  • Possessing no fear of real danger, but fearing things they shouldn’t.  What does that look like in a 3 year old?  In Mikey, it meant he tried to make his great escape when I was traveling down the interstate at 60 m.p.h.. I heard the telltale sound of the door handle and glanced back to see Mikey had somehow wriggled out of his car seat and was preparing to jump out the door of the car onto the busy highway.  That wasn’t scary looking to him.  And yet, he would scream bloody murder if you tried to take him on an elevator.
  • Obsession with spinning objects.  Sorry folks, but obsession doesn’t mean a child’s autistic just because they enjoy watching a spinning top for 30 minutes.  In Mikey, it meant if he was awake for four hours, 3 1/2 of those hours were spent with his eyes glued on a tape in the VCR or some other spinning object.  It meant if you took away the spinning object, a full blown tantrum would ensue.  Obsession means they CAN’T live without occupying themselves with it 24/7.

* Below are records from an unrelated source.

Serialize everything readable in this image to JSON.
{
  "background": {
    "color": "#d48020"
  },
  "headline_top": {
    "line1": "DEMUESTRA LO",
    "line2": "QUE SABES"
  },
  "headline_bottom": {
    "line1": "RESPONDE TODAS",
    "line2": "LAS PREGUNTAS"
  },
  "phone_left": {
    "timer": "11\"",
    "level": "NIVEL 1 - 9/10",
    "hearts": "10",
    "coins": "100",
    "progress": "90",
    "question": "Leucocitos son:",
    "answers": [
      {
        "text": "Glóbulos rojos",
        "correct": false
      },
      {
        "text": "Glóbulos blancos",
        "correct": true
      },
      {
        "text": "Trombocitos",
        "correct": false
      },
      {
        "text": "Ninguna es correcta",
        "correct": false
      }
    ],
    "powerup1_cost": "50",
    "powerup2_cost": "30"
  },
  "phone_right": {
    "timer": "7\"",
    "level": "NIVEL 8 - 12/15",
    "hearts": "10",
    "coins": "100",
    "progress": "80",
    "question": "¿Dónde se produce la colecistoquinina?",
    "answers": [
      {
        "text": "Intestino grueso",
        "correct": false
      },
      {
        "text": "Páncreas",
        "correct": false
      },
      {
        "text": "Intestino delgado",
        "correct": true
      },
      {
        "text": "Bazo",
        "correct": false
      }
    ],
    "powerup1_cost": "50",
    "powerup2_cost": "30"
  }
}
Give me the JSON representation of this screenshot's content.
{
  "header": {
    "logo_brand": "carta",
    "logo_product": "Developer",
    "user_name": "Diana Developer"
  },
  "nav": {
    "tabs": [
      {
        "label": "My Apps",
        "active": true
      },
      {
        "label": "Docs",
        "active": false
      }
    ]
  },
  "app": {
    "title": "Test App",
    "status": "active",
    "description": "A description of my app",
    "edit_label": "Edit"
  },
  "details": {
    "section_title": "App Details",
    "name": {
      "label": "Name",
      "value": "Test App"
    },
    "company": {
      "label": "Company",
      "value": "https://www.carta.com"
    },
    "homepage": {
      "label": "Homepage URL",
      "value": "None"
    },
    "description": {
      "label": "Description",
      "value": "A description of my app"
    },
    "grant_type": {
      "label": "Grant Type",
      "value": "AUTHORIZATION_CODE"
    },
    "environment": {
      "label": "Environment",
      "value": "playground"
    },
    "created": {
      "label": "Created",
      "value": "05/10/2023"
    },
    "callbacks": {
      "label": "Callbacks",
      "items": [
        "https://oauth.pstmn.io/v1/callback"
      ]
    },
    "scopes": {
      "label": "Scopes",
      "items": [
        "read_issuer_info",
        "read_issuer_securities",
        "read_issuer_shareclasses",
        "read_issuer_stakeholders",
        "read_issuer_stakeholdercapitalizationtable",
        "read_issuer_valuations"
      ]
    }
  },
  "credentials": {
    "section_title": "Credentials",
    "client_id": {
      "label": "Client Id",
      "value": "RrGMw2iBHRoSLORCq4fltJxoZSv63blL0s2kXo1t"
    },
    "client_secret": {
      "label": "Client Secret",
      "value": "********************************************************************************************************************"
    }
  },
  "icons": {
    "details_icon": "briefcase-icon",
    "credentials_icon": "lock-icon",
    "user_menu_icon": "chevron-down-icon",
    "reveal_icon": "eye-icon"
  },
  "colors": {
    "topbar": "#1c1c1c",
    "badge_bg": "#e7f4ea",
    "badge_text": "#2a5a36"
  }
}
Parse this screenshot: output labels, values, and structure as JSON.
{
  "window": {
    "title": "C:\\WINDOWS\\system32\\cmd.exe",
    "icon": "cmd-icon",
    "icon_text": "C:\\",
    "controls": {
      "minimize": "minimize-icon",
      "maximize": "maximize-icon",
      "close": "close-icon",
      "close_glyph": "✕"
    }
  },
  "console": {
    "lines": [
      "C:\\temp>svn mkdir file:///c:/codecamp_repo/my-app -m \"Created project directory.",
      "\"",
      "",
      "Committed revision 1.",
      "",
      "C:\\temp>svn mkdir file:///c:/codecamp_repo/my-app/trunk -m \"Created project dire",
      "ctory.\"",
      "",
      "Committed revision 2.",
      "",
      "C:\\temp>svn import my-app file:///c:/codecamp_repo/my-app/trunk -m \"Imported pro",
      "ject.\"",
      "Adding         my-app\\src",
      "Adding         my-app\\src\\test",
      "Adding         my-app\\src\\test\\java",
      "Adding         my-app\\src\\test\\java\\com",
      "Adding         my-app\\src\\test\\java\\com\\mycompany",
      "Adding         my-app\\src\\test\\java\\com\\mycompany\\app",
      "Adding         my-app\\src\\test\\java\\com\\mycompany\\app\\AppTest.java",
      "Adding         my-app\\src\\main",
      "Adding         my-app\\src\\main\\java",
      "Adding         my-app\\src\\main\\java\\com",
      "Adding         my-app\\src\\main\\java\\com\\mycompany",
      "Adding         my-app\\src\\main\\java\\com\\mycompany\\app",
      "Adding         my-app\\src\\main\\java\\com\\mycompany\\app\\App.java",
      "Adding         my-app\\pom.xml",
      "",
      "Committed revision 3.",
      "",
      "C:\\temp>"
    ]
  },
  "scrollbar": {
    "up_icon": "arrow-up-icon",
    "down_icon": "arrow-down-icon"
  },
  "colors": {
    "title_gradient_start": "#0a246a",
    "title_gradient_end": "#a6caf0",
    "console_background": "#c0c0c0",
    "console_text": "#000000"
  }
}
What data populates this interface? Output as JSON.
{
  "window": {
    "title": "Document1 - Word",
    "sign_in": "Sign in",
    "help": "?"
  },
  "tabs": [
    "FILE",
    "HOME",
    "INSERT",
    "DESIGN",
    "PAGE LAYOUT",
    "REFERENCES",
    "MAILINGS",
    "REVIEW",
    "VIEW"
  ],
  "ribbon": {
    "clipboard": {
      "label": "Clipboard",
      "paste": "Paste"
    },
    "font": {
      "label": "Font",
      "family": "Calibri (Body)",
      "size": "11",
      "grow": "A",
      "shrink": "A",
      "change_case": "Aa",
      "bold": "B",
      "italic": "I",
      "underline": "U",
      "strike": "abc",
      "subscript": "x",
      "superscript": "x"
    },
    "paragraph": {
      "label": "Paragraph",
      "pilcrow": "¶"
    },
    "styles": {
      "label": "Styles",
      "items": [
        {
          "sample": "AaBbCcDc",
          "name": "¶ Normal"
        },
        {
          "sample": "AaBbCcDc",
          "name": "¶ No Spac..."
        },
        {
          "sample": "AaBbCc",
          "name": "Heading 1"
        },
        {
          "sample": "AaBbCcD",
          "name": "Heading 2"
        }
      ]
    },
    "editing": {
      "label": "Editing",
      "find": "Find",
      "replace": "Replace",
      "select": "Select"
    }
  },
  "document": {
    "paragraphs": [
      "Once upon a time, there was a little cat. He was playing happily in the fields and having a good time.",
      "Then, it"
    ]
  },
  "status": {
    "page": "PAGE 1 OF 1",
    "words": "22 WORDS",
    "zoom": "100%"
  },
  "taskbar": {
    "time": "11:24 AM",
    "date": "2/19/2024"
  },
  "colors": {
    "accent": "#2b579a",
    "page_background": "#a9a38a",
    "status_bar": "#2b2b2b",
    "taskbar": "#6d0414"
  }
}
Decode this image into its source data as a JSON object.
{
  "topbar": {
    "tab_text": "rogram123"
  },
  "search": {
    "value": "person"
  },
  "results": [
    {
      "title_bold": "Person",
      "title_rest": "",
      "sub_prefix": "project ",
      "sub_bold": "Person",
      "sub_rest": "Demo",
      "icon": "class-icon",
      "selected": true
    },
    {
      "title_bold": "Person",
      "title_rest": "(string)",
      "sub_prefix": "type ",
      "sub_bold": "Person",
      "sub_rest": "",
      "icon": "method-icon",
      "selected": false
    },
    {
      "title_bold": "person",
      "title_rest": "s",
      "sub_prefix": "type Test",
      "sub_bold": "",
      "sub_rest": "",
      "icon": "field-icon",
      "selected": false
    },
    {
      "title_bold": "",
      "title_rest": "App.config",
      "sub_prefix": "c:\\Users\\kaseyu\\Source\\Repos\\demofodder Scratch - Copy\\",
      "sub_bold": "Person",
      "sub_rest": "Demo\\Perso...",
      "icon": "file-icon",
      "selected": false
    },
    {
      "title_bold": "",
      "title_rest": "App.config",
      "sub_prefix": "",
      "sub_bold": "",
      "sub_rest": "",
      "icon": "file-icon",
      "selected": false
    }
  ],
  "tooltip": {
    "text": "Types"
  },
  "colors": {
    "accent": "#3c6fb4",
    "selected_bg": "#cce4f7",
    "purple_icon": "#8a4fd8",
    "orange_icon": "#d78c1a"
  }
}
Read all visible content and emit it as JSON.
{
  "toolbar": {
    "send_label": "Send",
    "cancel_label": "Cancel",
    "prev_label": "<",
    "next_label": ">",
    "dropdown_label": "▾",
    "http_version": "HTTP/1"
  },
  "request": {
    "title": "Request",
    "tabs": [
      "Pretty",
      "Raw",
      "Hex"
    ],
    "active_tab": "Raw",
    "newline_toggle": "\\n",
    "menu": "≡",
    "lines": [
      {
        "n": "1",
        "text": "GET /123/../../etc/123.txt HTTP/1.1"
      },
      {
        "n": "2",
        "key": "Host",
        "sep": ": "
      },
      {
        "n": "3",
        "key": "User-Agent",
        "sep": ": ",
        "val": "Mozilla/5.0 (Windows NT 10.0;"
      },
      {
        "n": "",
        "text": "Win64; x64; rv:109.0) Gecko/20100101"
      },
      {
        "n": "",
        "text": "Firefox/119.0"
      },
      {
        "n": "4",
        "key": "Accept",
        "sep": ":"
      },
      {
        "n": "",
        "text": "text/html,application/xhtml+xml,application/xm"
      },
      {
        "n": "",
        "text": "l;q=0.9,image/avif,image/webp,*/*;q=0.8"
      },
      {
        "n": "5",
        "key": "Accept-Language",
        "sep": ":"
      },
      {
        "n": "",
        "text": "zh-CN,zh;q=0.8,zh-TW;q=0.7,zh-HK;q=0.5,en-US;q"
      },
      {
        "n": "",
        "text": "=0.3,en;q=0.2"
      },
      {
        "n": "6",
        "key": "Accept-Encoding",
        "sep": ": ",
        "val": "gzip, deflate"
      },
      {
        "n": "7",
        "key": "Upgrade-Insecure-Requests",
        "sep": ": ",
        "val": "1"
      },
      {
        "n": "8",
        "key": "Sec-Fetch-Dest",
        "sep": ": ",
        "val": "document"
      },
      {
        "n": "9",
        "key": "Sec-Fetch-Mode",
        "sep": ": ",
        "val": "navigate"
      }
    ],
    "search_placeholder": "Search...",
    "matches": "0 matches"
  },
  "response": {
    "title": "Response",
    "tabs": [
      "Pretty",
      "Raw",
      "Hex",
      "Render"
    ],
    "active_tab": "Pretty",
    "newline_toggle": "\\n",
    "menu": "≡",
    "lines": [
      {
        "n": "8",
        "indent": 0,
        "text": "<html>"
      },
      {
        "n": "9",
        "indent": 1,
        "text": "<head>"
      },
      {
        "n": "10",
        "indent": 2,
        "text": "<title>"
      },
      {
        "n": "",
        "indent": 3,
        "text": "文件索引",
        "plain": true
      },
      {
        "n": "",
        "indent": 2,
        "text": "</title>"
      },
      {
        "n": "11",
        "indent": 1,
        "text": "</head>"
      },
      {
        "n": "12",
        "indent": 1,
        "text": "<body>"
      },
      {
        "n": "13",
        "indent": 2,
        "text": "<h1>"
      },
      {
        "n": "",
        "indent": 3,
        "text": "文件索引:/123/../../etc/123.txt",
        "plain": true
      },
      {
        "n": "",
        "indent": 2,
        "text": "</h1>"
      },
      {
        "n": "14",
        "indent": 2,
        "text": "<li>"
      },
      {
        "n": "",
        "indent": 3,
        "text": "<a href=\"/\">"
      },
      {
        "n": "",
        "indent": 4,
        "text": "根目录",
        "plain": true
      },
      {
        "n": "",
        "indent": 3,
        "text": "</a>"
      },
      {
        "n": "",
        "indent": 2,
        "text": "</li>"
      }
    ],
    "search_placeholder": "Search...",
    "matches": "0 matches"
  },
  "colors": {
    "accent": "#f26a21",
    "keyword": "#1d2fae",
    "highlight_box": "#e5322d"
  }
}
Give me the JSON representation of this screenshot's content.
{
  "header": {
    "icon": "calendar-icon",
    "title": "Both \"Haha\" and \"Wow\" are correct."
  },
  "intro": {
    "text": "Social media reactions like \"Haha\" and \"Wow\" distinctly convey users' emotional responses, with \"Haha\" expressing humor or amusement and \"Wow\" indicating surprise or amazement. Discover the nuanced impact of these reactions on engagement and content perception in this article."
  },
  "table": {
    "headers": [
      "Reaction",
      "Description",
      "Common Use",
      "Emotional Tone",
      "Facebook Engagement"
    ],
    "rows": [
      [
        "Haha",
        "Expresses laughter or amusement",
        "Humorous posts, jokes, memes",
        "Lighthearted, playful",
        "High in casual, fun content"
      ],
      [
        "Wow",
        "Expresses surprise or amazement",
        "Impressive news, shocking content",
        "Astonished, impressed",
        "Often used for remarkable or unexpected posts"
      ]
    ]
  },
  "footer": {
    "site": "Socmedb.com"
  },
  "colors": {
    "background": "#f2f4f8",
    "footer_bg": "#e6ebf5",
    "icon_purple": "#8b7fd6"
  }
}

I could continue listing symptoms of classic autism, but I’d rather list the positive things that came out of today:

  •  I discovered “hardened” reporters have huge hearts, and their hearts bleed for their community members in distress
  • I found an audience is ready to hear a message from someone such as myself, who is more of a bridge between traditional Christianity and Metaphysics, with a splash of Hinduism
  • I discovered people never forget tragedies, never forget the names of the perpetrators, but often forget the names of the victims

 Let us never forget.